# Your task
How many lines in the entries below contain the word "JSON"? Answer with the number and nothing else.

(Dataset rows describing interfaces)
________________________________________
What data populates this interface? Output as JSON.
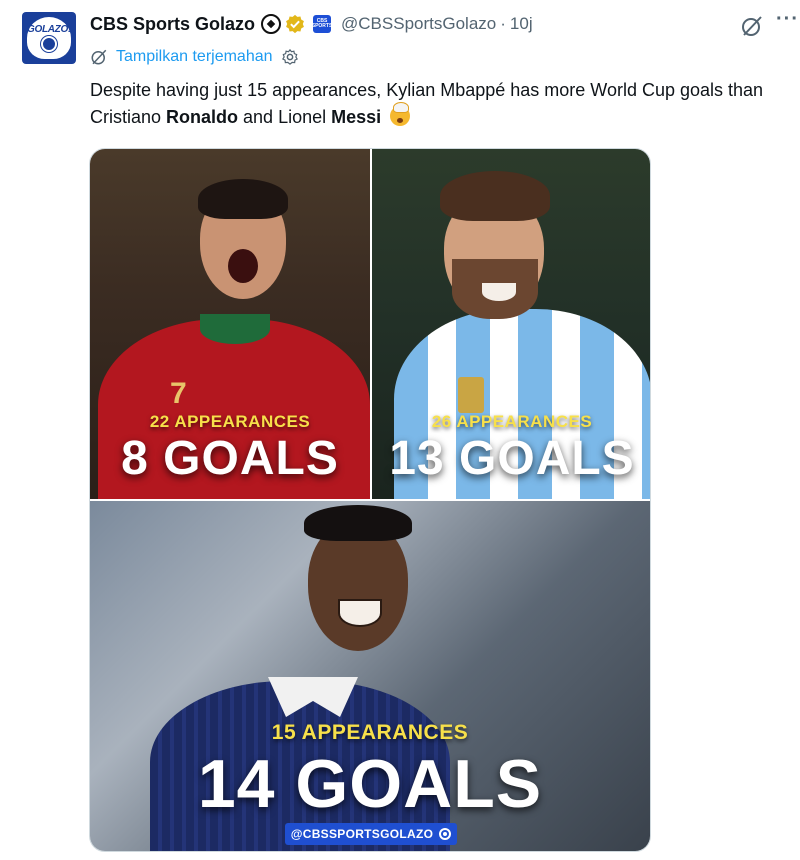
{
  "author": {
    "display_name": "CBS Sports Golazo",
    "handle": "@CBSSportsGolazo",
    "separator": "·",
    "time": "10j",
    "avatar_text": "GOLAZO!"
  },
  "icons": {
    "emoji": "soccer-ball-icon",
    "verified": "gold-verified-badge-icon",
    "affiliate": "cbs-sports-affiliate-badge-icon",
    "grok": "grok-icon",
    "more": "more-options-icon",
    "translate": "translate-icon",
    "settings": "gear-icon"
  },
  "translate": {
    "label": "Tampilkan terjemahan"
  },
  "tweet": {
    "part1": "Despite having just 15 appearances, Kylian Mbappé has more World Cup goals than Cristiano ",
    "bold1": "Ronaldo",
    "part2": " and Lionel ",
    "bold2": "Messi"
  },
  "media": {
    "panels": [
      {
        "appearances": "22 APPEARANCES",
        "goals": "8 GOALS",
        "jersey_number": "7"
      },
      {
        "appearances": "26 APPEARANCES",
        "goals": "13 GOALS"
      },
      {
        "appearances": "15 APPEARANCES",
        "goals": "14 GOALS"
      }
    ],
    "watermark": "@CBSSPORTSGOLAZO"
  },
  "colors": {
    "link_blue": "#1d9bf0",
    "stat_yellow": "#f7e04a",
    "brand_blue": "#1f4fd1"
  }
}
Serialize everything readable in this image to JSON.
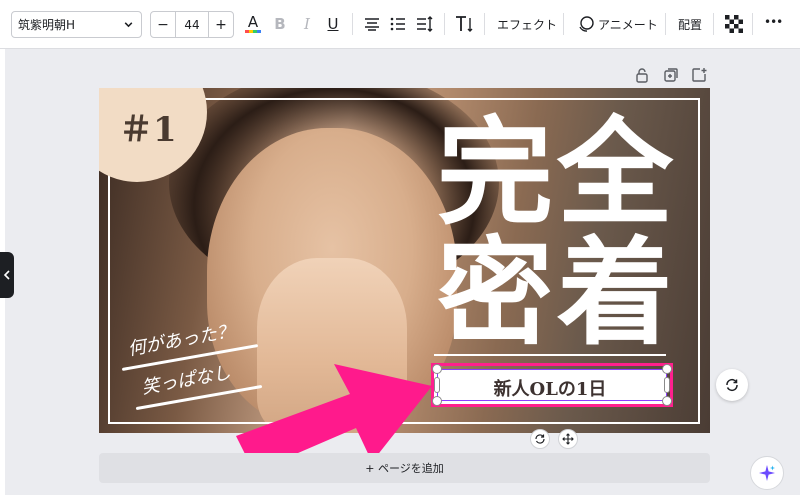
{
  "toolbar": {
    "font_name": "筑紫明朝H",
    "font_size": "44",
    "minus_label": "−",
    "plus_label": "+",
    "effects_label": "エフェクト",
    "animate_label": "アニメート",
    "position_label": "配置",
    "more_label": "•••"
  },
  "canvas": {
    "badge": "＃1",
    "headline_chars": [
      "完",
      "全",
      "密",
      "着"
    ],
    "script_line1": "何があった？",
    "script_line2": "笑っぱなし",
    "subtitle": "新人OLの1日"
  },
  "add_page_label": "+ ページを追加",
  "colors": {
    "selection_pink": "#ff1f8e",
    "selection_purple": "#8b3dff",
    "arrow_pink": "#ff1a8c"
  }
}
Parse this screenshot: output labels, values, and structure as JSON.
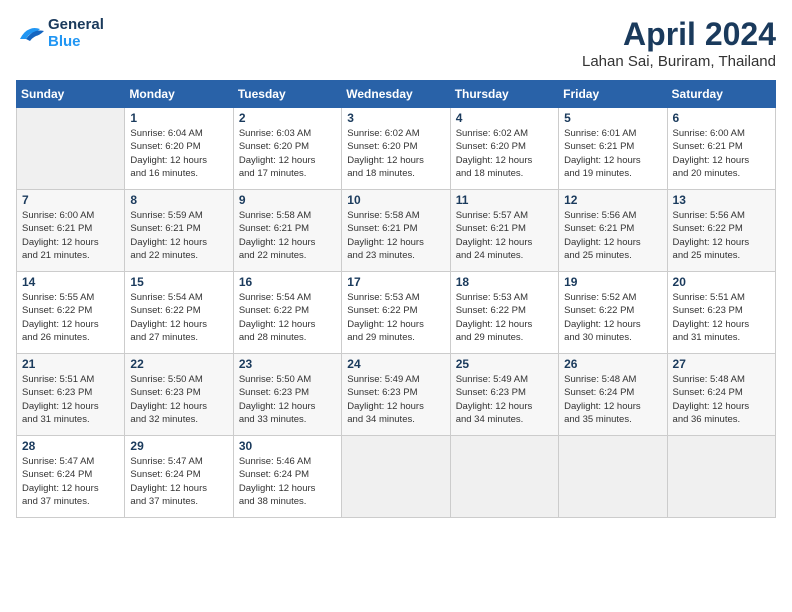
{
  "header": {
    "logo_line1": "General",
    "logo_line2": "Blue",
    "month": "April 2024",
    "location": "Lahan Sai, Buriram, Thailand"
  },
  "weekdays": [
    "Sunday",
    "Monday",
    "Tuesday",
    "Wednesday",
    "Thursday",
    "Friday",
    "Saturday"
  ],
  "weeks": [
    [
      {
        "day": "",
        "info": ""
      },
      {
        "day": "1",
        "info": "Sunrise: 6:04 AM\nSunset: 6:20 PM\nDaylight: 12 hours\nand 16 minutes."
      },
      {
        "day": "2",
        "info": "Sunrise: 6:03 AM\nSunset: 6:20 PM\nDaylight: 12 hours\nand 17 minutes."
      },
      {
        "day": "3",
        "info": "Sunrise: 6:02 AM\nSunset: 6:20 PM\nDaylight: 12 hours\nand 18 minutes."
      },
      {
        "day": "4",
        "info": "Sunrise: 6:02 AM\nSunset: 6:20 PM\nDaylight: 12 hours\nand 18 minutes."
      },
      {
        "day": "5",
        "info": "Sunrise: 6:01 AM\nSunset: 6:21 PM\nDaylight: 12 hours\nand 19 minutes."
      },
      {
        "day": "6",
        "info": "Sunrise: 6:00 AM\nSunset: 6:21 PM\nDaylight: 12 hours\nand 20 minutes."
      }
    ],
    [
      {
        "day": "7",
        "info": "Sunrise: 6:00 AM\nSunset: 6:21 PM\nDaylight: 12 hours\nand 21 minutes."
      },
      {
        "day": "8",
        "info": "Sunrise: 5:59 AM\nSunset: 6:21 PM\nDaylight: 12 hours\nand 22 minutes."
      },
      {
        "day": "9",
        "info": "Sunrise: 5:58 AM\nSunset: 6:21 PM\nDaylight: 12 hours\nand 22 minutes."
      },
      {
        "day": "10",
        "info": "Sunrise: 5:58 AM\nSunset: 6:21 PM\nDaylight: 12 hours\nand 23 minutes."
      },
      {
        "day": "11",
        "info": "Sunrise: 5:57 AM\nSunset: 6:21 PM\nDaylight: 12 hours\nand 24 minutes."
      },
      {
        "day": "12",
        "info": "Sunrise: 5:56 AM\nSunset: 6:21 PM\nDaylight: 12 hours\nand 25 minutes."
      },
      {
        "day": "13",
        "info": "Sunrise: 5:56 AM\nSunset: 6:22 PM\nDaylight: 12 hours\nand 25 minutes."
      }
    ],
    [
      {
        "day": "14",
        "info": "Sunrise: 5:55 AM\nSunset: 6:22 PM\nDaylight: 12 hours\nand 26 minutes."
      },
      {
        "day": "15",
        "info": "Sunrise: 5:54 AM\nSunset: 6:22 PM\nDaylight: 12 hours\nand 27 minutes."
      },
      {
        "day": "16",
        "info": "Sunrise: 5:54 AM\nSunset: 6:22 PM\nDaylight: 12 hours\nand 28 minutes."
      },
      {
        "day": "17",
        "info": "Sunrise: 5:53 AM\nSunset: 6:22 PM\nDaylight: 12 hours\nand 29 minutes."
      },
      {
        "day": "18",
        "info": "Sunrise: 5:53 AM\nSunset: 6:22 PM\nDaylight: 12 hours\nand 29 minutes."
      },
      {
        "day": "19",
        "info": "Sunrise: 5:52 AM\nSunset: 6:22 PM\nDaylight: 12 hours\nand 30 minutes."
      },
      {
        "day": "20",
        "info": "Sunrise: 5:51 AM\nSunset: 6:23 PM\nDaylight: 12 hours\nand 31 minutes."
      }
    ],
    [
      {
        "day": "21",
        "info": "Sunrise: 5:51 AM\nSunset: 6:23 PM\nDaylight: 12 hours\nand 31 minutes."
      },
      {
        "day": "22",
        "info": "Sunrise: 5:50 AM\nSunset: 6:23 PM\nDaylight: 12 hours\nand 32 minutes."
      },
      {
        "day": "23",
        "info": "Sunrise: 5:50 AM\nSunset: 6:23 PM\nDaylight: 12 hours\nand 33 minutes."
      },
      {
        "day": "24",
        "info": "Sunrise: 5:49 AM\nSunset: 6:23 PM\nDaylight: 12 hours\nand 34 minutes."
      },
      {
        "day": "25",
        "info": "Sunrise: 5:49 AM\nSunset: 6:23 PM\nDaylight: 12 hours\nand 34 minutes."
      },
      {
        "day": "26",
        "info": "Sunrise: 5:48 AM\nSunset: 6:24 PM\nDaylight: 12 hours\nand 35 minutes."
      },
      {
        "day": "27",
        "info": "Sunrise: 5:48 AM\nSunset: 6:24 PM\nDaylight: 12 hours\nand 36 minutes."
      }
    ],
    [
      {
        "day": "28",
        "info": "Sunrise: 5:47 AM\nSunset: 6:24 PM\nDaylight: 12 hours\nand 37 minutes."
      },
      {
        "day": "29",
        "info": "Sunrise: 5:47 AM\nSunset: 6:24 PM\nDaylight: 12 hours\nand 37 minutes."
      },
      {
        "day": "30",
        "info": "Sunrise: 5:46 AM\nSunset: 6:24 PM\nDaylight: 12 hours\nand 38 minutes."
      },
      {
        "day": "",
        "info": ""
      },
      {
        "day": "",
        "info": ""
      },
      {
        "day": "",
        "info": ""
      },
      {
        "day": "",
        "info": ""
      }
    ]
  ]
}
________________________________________
# Answer to this problem
3